++++ Task inputs ++++
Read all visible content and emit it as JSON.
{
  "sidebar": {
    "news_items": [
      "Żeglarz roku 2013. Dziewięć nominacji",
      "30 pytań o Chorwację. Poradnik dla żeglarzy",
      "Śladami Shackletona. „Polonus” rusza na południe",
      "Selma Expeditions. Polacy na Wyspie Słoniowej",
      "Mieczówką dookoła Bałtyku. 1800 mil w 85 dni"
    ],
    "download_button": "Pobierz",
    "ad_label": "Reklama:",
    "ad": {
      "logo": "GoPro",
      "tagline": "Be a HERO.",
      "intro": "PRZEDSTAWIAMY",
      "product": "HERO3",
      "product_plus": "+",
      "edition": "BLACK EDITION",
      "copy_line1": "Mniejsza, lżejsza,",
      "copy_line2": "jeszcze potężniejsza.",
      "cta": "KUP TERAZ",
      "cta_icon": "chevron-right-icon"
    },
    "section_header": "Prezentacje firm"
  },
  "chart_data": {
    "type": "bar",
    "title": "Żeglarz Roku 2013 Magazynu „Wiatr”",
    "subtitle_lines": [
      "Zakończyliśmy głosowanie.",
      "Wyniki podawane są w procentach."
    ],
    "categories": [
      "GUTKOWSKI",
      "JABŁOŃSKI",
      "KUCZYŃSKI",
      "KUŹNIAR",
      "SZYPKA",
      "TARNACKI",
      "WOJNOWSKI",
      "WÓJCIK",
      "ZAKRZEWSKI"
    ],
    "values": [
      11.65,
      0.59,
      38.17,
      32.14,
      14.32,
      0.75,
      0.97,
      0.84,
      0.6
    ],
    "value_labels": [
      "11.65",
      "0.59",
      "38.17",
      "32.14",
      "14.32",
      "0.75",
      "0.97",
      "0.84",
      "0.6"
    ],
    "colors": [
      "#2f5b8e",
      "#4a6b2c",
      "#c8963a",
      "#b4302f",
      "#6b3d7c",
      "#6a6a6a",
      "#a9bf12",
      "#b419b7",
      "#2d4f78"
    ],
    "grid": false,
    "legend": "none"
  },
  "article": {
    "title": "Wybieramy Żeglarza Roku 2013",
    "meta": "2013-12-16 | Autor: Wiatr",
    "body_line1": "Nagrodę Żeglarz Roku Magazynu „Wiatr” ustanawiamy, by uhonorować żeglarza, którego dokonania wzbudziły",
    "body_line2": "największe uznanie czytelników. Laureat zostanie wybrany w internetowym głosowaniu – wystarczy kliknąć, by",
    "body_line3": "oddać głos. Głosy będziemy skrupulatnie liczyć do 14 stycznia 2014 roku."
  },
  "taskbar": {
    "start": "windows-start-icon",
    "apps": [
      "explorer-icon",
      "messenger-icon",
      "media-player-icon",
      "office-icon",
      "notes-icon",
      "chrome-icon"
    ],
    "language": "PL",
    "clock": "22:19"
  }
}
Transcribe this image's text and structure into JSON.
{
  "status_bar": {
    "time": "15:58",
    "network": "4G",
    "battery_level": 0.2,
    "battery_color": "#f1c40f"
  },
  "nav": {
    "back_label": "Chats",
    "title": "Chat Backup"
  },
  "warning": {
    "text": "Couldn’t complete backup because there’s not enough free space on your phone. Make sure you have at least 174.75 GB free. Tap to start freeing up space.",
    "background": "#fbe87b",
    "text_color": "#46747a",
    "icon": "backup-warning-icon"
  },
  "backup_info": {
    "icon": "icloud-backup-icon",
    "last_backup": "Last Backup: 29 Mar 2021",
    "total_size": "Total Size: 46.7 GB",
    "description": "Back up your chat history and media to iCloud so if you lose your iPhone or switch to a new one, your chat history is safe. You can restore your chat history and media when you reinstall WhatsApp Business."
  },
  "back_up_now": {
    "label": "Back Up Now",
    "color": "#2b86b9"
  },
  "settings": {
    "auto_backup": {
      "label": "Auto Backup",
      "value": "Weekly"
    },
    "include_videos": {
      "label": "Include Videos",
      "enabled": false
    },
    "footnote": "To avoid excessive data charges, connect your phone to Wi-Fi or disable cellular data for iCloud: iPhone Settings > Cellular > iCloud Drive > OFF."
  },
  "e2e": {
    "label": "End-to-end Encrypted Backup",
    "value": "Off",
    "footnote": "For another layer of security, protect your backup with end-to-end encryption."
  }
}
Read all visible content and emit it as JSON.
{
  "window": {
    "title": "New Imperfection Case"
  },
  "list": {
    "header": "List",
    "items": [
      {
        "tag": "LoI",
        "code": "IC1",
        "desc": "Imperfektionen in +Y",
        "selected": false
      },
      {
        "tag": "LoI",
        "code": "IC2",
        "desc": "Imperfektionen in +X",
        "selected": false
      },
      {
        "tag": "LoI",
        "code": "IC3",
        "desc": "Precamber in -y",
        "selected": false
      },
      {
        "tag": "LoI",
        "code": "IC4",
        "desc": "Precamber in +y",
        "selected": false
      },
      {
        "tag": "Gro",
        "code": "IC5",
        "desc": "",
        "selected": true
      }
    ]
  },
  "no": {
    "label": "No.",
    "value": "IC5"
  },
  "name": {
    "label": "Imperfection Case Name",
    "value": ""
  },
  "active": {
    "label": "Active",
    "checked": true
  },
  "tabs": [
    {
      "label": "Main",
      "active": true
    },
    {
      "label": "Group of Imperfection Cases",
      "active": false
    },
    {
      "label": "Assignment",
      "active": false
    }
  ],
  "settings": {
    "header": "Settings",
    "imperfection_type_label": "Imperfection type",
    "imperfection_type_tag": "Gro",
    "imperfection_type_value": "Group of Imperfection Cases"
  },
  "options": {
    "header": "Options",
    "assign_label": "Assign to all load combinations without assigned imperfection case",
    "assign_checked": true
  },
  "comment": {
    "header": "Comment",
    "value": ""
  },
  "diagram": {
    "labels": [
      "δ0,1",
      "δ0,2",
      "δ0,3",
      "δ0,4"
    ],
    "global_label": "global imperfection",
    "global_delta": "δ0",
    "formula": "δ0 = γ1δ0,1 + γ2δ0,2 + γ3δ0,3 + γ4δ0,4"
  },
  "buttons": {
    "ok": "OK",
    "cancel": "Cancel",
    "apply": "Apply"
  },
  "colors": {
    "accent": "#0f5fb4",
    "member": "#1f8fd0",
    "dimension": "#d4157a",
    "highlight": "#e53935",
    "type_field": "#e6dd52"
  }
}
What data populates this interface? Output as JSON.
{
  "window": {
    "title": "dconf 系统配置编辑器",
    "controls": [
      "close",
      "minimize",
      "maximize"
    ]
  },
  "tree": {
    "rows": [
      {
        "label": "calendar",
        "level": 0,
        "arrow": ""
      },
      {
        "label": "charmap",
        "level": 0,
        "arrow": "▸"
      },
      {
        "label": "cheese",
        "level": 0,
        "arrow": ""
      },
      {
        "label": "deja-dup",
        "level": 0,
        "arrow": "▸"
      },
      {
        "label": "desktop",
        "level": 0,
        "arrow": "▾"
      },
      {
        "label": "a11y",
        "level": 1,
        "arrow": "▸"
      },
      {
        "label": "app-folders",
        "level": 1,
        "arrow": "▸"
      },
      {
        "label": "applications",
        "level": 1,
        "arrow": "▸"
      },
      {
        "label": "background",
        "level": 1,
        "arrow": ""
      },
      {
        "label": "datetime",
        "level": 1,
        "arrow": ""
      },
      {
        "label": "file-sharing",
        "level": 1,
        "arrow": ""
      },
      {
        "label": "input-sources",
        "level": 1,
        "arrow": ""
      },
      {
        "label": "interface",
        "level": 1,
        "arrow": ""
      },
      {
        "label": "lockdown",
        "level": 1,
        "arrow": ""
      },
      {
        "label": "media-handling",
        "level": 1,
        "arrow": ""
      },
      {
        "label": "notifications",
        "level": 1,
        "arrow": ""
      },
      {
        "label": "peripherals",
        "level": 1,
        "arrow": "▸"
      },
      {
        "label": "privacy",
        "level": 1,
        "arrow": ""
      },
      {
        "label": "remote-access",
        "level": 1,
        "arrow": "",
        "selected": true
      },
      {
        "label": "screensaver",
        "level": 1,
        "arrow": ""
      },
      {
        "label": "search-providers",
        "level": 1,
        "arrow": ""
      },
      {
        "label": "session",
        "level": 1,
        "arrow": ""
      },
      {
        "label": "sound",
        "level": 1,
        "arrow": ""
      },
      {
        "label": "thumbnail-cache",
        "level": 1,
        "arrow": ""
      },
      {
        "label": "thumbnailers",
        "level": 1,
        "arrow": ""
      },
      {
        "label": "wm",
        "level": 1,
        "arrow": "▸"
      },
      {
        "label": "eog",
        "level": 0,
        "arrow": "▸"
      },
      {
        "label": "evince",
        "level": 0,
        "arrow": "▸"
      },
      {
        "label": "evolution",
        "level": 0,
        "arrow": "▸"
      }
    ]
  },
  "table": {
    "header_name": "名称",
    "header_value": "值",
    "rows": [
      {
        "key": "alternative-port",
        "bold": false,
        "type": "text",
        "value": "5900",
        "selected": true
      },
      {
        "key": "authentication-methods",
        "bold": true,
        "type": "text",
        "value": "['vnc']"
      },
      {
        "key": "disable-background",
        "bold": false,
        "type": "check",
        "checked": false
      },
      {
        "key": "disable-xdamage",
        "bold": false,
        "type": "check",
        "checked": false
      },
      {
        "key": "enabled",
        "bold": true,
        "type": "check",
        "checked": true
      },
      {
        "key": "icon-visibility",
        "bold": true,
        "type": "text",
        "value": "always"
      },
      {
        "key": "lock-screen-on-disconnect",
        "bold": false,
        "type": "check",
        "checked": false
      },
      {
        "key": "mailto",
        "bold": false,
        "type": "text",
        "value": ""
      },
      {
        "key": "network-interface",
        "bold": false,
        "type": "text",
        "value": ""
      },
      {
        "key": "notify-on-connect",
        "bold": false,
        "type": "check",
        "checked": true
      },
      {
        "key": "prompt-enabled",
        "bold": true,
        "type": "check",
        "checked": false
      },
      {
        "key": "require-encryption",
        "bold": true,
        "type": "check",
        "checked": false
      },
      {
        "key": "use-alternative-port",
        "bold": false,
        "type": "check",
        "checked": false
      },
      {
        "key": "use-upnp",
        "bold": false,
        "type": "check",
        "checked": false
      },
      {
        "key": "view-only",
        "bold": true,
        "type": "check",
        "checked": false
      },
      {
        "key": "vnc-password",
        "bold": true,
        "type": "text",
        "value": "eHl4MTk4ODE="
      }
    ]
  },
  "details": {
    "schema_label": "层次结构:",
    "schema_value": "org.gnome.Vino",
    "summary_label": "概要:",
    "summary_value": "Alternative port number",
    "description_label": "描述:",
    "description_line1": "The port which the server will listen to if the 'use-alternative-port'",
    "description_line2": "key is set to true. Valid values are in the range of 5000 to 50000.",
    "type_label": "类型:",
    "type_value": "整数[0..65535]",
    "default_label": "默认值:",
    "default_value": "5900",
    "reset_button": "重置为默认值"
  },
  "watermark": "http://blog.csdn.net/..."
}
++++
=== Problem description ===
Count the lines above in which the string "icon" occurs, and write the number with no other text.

=== Reply ===
11